* [Study material]
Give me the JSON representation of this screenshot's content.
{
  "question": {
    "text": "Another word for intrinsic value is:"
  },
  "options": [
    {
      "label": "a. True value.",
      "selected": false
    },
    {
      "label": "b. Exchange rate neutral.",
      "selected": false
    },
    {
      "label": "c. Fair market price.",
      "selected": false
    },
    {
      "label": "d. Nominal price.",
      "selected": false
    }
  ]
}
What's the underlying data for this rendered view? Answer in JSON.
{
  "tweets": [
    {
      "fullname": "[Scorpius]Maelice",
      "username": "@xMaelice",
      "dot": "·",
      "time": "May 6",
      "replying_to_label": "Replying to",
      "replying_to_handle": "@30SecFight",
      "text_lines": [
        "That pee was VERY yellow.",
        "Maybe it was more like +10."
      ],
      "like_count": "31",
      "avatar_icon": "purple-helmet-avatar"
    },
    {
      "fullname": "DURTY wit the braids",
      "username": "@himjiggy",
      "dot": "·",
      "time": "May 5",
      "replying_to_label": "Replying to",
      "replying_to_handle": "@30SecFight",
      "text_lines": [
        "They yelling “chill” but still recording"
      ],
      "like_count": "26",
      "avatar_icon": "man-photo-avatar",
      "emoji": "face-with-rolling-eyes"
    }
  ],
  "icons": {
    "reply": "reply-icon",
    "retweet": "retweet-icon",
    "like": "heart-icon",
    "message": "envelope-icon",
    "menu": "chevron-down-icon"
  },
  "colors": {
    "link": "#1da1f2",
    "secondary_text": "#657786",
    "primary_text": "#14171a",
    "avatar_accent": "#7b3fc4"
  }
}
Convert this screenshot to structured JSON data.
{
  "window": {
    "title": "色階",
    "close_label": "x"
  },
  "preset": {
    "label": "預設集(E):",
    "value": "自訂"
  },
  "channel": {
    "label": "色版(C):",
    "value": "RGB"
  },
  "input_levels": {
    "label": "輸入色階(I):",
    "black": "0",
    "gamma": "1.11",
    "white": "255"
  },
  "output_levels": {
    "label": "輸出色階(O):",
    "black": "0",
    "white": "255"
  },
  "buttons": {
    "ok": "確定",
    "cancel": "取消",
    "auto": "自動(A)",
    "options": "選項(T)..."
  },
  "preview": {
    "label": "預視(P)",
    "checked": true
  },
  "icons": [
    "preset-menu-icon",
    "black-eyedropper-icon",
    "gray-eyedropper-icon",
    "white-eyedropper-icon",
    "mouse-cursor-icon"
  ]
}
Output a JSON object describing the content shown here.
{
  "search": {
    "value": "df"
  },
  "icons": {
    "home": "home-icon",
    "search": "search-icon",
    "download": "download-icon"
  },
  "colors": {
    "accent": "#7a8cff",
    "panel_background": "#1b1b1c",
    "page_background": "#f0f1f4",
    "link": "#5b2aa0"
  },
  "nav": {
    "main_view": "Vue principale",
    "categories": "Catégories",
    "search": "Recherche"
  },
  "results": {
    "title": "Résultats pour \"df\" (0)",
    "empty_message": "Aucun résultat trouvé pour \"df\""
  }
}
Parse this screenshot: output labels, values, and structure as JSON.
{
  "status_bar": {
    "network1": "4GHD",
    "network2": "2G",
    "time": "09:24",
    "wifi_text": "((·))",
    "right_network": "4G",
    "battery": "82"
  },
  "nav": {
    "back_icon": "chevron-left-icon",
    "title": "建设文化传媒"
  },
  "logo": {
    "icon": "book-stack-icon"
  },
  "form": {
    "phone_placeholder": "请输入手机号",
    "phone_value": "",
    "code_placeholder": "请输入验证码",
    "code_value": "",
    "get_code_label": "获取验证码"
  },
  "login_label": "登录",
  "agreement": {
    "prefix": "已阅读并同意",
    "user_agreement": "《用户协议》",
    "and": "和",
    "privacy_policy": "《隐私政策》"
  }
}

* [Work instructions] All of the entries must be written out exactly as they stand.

* [Output for this task]
Give me the JSON representation of this screenshot's content.
{
  "question": {
    "text": "Another word for intrinsic value is:"
  },
  "options": [
    {
      "label": "a. True value.",
      "selected": false
    },
    {
      "label": "b. Exchange rate neutral.",
      "selected": false
    },
    {
      "label": "c. Fair market price.",
      "selected": false
    },
    {
      "label": "d. Nominal price.",
      "selected": false
    }
  ]
}
What's the underlying data for this rendered view? Answer in JSON.
{
  "tweets": [
    {
      "fullname": "[Scorpius]Maelice",
      "username": "@xMaelice",
      "dot": "·",
      "time": "May 6",
      "replying_to_label": "Replying to",
      "replying_to_handle": "@30SecFight",
      "text_lines": [
        "That pee was VERY yellow.",
        "Maybe it was more like +10."
      ],
      "like_count": "31",
      "avatar_icon": "purple-helmet-avatar"
    },
    {
      "fullname": "DURTY wit the braids",
      "username": "@himjiggy",
      "dot": "·",
      "time": "May 5",
      "replying_to_label": "Replying to",
      "replying_to_handle": "@30SecFight",
      "text_lines": [
        "They yelling “chill” but still recording"
      ],
      "like_count": "26",
      "avatar_icon": "man-photo-avatar",
      "emoji": "face-with-rolling-eyes"
    }
  ],
  "icons": {
    "reply": "reply-icon",
    "retweet": "retweet-icon",
    "like": "heart-icon",
    "message": "envelope-icon",
    "menu": "chevron-down-icon"
  },
  "colors": {
    "link": "#1da1f2",
    "secondary_text": "#657786",
    "primary_text": "#14171a",
    "avatar_accent": "#7b3fc4"
  }
}
Convert this screenshot to structured JSON data.
{
  "window": {
    "title": "色階",
    "close_label": "x"
  },
  "preset": {
    "label": "預設集(E):",
    "value": "自訂"
  },
  "channel": {
    "label": "色版(C):",
    "value": "RGB"
  },
  "input_levels": {
    "label": "輸入色階(I):",
    "black": "0",
    "gamma": "1.11",
    "white": "255"
  },
  "output_levels": {
    "label": "輸出色階(O):",
    "black": "0",
    "white": "255"
  },
  "buttons": {
    "ok": "確定",
    "cancel": "取消",
    "auto": "自動(A)",
    "options": "選項(T)..."
  },
  "preview": {
    "label": "預視(P)",
    "checked": true
  },
  "icons": [
    "preset-menu-icon",
    "black-eyedropper-icon",
    "gray-eyedropper-icon",
    "white-eyedropper-icon",
    "mouse-cursor-icon"
  ]
}
Output a JSON object describing the content shown here.
{
  "search": {
    "value": "df"
  },
  "icons": {
    "home": "home-icon",
    "search": "search-icon",
    "download": "download-icon"
  },
  "colors": {
    "accent": "#7a8cff",
    "panel_background": "#1b1b1c",
    "page_background": "#f0f1f4",
    "link": "#5b2aa0"
  },
  "nav": {
    "main_view": "Vue principale",
    "categories": "Catégories",
    "search": "Recherche"
  },
  "results": {
    "title": "Résultats pour \"df\" (0)",
    "empty_message": "Aucun résultat trouvé pour \"df\""
  }
}
Parse this screenshot: output labels, values, and structure as JSON.
{
  "status_bar": {
    "network1": "4GHD",
    "network2": "2G",
    "time": "09:24",
    "wifi_text": "((·))",
    "right_network": "4G",
    "battery": "82"
  },
  "nav": {
    "back_icon": "chevron-left-icon",
    "title": "建设文化传媒"
  },
  "logo": {
    "icon": "book-stack-icon"
  },
  "form": {
    "phone_placeholder": "请输入手机号",
    "phone_value": "",
    "code_placeholder": "请输入验证码",
    "code_value": "",
    "get_code_label": "获取验证码"
  },
  "login_label": "登录",
  "agreement": {
    "prefix": "已阅读并同意",
    "user_agreement": "《用户协议》",
    "and": "和",
    "privacy_policy": "《隐私政策》"
  }
}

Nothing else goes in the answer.